Carnival season, also known as zapusty in Poland, is a period of time of celebration preceding the Christian season of Lent, typically starting on the Feast of the Three Kings (Epiphany) which is celebrated on January 6th, and lasting until Shrove Tuesday, the day before Ash Wednesday, which marks the beginning of Lent.
The origins of Carnival celebrations can be traced back to the Middle Ages, where the tradition was brought to Poland from Western Europe and integrated into local customs. For a short period of time, traditional rules and social distinctions were set aside. The common people mingled with the rich, and the sinners with the clergy.
During this time, there was no shortage of fatty food and alcohol, and these were consumed without restriction! Tables – at the wealthy nobility and aristocracy served - pheasants, roast beef, ham, hare pâtés, veal stewed in red wine, geese or ducks stuffed with chestnuts, venison, poultry galantines, fish in exquisite sauces, and a large amount of vegetables - asparagus, tomatoes and artichokes. For dessert, there were layered cakes, legumes, cakes and compotes, and of course fried sweets, such as donuts, pancakes or pancakes.
In the cities, masquerade balls were often organized, and in houses - dance parties, in the countryside, music throbbed in taverns and peasant huts. Particularly popular were parades of masqueraders, which varied depending on the region of Poland.
A much-loved winter pastime for the Polish gentry was the kulig. This included a horse-drawn sleigh ride, accompanied by music.
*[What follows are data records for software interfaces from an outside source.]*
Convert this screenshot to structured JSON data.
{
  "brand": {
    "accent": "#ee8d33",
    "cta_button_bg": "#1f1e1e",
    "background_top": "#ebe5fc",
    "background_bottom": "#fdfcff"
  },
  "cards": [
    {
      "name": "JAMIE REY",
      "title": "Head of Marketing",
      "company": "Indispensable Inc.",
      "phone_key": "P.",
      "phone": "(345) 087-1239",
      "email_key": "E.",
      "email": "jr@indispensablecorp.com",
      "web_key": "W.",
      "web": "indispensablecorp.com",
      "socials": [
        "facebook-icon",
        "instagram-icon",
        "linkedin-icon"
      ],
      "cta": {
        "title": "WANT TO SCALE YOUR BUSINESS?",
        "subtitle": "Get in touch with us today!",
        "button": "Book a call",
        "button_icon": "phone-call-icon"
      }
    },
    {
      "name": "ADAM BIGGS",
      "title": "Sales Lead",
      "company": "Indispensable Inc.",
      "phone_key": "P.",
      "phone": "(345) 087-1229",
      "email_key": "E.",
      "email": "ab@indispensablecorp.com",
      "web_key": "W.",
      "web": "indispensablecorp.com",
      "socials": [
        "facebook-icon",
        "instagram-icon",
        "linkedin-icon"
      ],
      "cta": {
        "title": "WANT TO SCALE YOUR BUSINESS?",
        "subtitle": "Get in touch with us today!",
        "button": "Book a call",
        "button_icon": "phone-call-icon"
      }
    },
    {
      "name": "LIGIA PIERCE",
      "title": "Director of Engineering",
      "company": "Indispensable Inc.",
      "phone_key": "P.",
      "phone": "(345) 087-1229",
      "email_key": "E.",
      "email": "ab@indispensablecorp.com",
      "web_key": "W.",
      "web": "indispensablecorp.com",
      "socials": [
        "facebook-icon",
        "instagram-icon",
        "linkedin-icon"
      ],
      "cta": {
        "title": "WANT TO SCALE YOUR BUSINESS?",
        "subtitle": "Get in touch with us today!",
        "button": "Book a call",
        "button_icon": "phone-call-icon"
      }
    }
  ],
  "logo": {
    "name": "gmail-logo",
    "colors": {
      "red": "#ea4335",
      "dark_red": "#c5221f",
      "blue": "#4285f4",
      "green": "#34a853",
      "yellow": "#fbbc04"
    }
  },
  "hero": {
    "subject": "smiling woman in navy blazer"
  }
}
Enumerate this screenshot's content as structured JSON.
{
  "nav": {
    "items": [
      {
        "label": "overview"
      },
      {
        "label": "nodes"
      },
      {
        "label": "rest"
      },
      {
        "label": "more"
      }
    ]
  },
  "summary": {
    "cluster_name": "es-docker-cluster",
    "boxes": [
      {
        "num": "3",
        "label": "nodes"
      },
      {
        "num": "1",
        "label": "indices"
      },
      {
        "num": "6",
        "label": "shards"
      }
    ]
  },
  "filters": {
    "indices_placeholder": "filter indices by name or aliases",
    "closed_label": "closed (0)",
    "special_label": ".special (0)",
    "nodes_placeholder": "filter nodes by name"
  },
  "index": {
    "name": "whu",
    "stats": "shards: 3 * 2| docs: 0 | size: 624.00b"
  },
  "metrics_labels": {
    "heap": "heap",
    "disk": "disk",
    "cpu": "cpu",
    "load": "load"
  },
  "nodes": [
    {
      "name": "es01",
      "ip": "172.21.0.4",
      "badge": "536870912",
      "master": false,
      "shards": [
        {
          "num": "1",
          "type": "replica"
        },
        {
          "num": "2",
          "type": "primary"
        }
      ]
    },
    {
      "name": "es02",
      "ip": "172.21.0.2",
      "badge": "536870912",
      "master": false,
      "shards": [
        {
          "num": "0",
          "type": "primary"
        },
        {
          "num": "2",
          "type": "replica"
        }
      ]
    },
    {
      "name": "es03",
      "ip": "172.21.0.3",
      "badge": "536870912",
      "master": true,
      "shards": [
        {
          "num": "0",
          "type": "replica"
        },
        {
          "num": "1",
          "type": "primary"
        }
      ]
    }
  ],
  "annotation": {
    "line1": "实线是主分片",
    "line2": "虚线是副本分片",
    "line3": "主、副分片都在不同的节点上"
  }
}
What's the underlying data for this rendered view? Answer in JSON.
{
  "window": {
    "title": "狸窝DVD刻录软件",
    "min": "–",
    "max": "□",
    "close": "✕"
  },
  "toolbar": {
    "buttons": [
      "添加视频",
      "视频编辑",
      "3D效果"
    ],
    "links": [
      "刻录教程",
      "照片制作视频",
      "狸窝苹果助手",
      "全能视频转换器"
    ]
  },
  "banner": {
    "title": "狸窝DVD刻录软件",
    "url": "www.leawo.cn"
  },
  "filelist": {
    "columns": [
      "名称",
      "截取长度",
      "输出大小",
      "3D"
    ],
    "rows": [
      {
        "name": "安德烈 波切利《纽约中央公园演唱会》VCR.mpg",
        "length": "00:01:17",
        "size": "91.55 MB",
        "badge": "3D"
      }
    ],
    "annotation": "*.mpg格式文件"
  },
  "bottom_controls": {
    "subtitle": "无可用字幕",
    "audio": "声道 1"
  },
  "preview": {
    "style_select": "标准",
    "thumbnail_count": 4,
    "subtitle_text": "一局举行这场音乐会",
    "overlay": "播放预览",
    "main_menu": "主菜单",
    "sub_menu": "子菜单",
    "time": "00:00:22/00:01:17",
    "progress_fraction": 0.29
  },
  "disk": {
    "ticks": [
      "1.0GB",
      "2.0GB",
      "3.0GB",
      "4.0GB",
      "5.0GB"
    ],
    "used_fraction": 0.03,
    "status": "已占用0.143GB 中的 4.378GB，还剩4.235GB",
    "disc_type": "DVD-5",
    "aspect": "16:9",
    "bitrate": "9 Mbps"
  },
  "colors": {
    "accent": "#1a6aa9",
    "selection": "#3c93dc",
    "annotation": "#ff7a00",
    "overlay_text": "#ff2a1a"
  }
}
The jolly processions would move from manor to manor, pay a visit to fellow noblemen; feast and dance with them before riding away to the next home.